Marsala, located in western Sicily facing the Egadi Islands, is Sicily’s largest wine producing center (using the native Grillo and Catarratto grapes) and probably the region with the most interesting history. British Admiral Nelson discovered the wines of Marsala when passing through its port in the year 1800 and became so enamored of them he ordered 500 barrels to take along with him to his fleet awaiting him in Malta. Along with wines such as Port, Sherry and Madeira, Marsala soon found its place in the British market.
Marsala suffered (along with other wines like Sherry and Port) when the market’s taste changed and favored dry wines, and many Marsala producers lowered the image of the brand by making flavored wines used mainly for cooking. Luckily certain producers continued to make ever-finer wines, and managed to once again make the Marsala name famous. Today we visit two of the more interesting wineries in Marsala.
Evening meal and overnight in Marsala.
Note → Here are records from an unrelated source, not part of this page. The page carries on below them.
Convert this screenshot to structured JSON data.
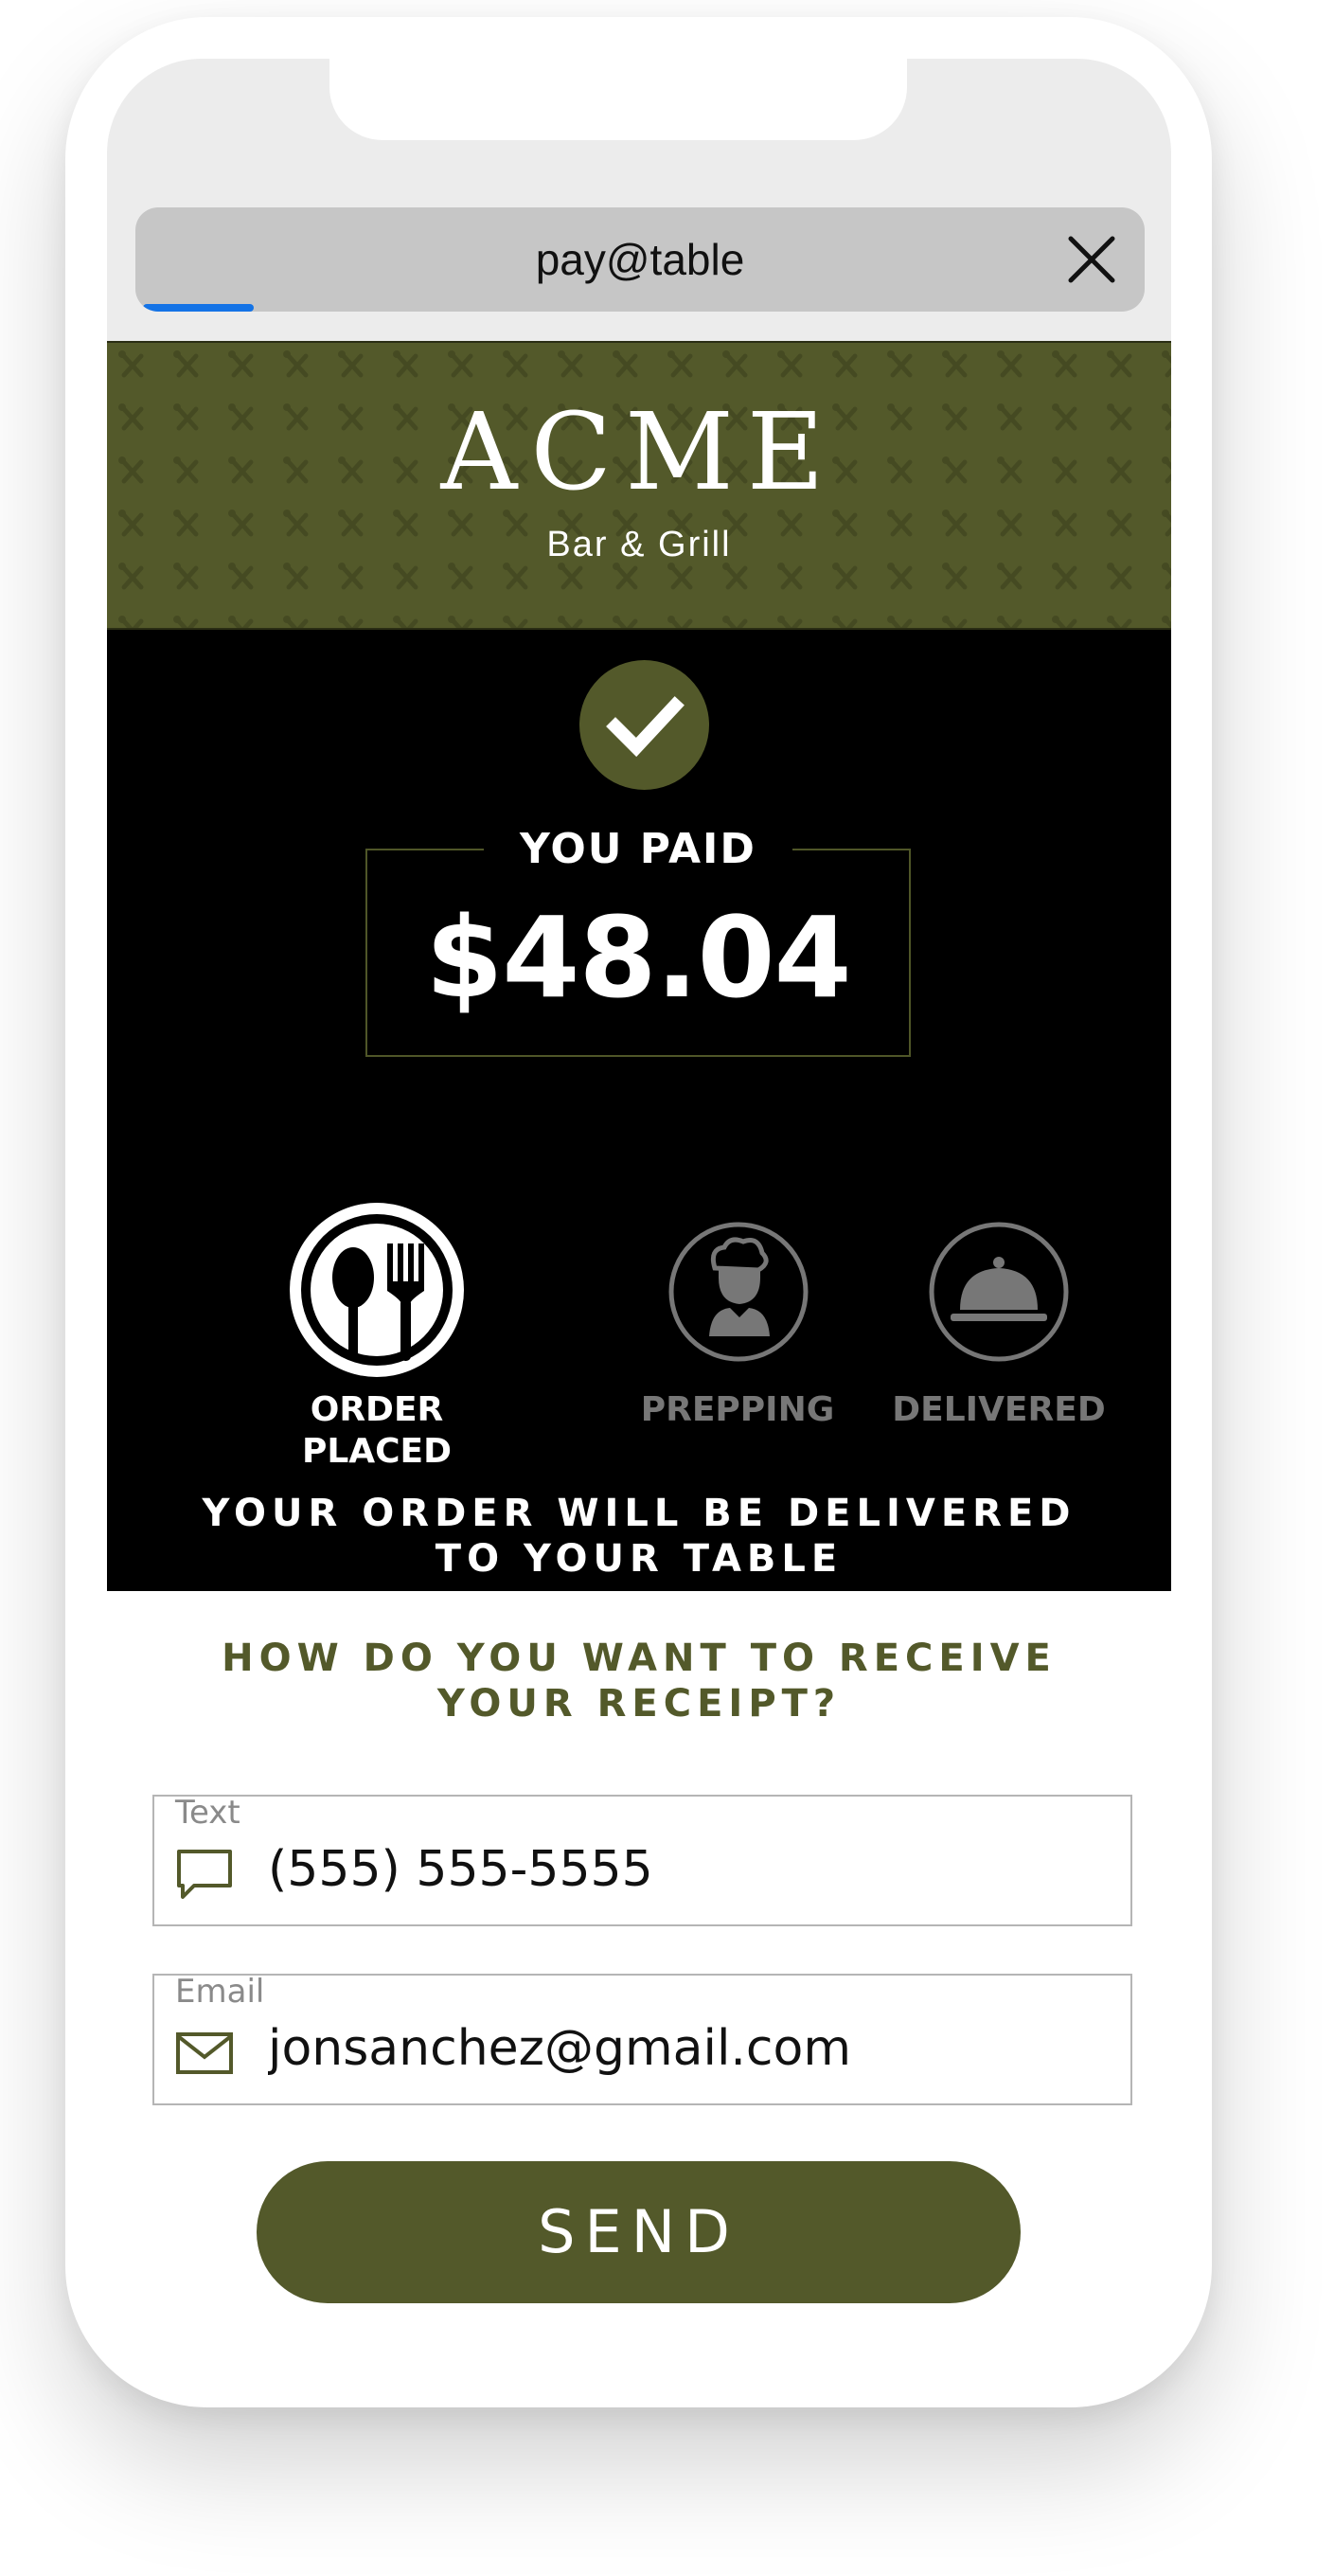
{
  "browser": {
    "url_title": "pay@table",
    "close_icon": "close-icon",
    "load_progress": 0.11
  },
  "restaurant": {
    "name": "ACME",
    "subtitle": "Bar & Grill"
  },
  "payment": {
    "status_icon": "checkmark-icon",
    "label": "YOU PAID",
    "amount": "$48.04"
  },
  "order_status": {
    "steps": [
      {
        "label_line1": "ORDER",
        "label_line2": "PLACED",
        "icon": "utensils-icon",
        "active": true
      },
      {
        "label_line1": "PREPPING",
        "label_line2": "",
        "icon": "chef-icon",
        "active": false
      },
      {
        "label_line1": "DELIVERED",
        "label_line2": "",
        "icon": "cloche-icon",
        "active": false
      }
    ],
    "message_line1": "YOUR ORDER WILL BE DELIVERED",
    "message_line2": "TO YOUR TABLE"
  },
  "receipt": {
    "question_line1": "HOW DO YOU WANT TO RECEIVE",
    "question_line2": "YOUR RECEIPT?",
    "text_field": {
      "label": "Text",
      "value": "(555) 555-5555",
      "icon": "chat-bubble-icon"
    },
    "email_field": {
      "label": "Email",
      "value": "jonsanchez@gmail.com",
      "icon": "envelope-icon"
    },
    "send_label": "SEND"
  },
  "colors": {
    "brand_olive": "#53592a",
    "progress_blue": "#1473e6",
    "inactive_gray": "#777777",
    "background_dark": "#000000"
  }
}
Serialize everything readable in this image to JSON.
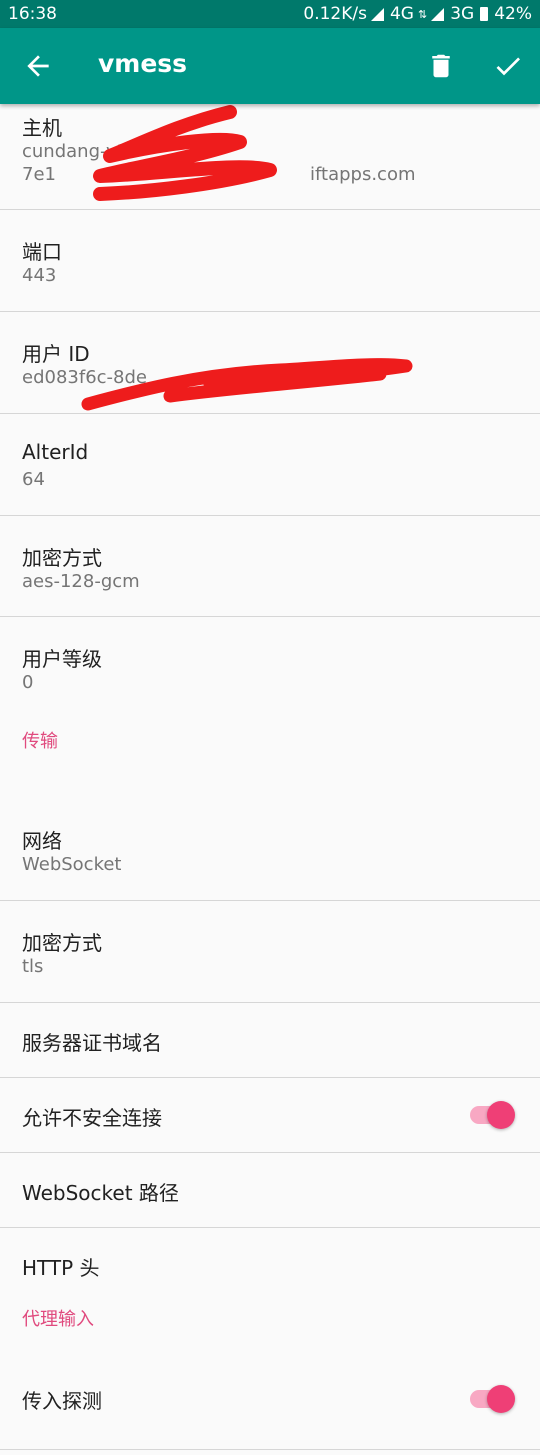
{
  "status_bar": {
    "time": "16:38",
    "speed": "0.12K/s",
    "net1": "4G",
    "net2": "3G",
    "battery": "42%"
  },
  "toolbar": {
    "title": "vmess",
    "back_icon": "arrow-left-icon",
    "delete_icon": "trash-icon",
    "confirm_icon": "check-icon",
    "bg_color": "#009688"
  },
  "server": {
    "host": {
      "label": "主机",
      "value_line1": "cundang-v2r",
      "value_line2": "7e1",
      "value_suffix": "iftapps.com"
    },
    "port": {
      "label": "端口",
      "value": "443"
    },
    "user_id": {
      "label": "用户 ID",
      "value": "ed083f6c-8de"
    },
    "alter_id": {
      "label": "AlterId",
      "value": "64"
    },
    "security": {
      "label": "加密方式",
      "value": "aes-128-gcm"
    },
    "level": {
      "label": "用户等级",
      "value": "0"
    }
  },
  "transport": {
    "section_title": "传输",
    "network": {
      "label": "网络",
      "value": "WebSocket"
    },
    "tls": {
      "label": "加密方式",
      "value": "tls"
    },
    "sni": {
      "label": "服务器证书域名"
    },
    "allow_insecure": {
      "label": "允许不安全连接",
      "enabled": true
    },
    "ws_path": {
      "label": "WebSocket 路径"
    },
    "http_header": {
      "label": "HTTP 头"
    }
  },
  "inbound": {
    "section_title": "代理输入",
    "sniffing": {
      "label": "传入探测",
      "enabled": true
    }
  },
  "colors": {
    "accent": "#ef3f76",
    "category": "#e04a7e",
    "status_bar": "#00796b",
    "redaction": "#ee1c1c"
  }
}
The countryside surrounding the town of Camporeale above Palermo is home to some of the most exclusive wines in Sicily. Today we go in search of these wines and seek out one of the rising stars of the Sicilian wine scene.
In the afternoon, we drive to Palermo.
The evening meal will be at the Palace of the “Leopard” – the last home of the writer Giuseppe Tomasi di Lampedusa – in the company of the Duchess.
In the morning we will visit the Ballarò market – justly famous as one of the most vibrant markets in Palermo.
After lunch in a trattoria in Palermo we drive south through some beautiful scenery to the Regaleali Estate.
Evening meal and overnight on the Regaleali Estate.
About an hour south of Cefalù, the Tasca d’Almerita estate is set in pristine countryside. The winery is located on the Regaleali estate close to Vallelunga Pratameno and is one of the most beautiful in Sicily. Both indigenous and international grape varietals are planted from the ubiquitous Chardonnay and Cabernet Sauvignon to flagship Sicilian varietals like Nero d’Avola, Nerello Mascalese, Catarratto and Inzolia. Tasca’s wines are often blends of both local and foreign varietals.
In the morning we enjoy a tour of the estate, before sitting down to a fabulous lunch. After lunch we head south to the town of Vittoria and the Planeta Wine Estate, Cantina Dorilli.
Before dinner there will be a presentation of some of the Planeta wines along with a selection of their olives.
Evening meal and overnight on the Planeta Wine Estate, Cantina Dorilli
The wines of Vittoria are distinctly different from the others in Sicily. The rich, red-coloured soil imbues the local wines with a flavour uniqe to the island. Today we visit two local wineries and taste distinctive local wines like cerasuolo and frappato. In addition, this is the only DOCG area in Sicily.
We go to visit two very contrasting local wineries in the area and at the send of them, we have lunch.
After lunch we drive to Catania.
Evening meal and overnight in Catania.
We start with a free morning, allowing people, perhaps, to visit the fish market, or maybe the cathedral.
We gather for a light lunch, after which we head off to explore the wines of Etna.
The Etna DOC was established back in 1968 – making it the oldest DOC in Sicily. The region has been compared to the Burgundy region of France and is considered by many to be the next big thing in the wine world. Wines produced include rosados (rosés), dry white and dry red wines and characteristic grapes are the Caricante, the Cataratto and the Nerello Mascalese. The Milo area produces the Etna Bianco Superiore.
Today we visit two local wineries to sample their wares.
On the way back to Catania, in the evening we stop off at Acireale for our evening meal.
Evening meal in Acireale. Overnight in Catania.
Transfer to Catania for return flights.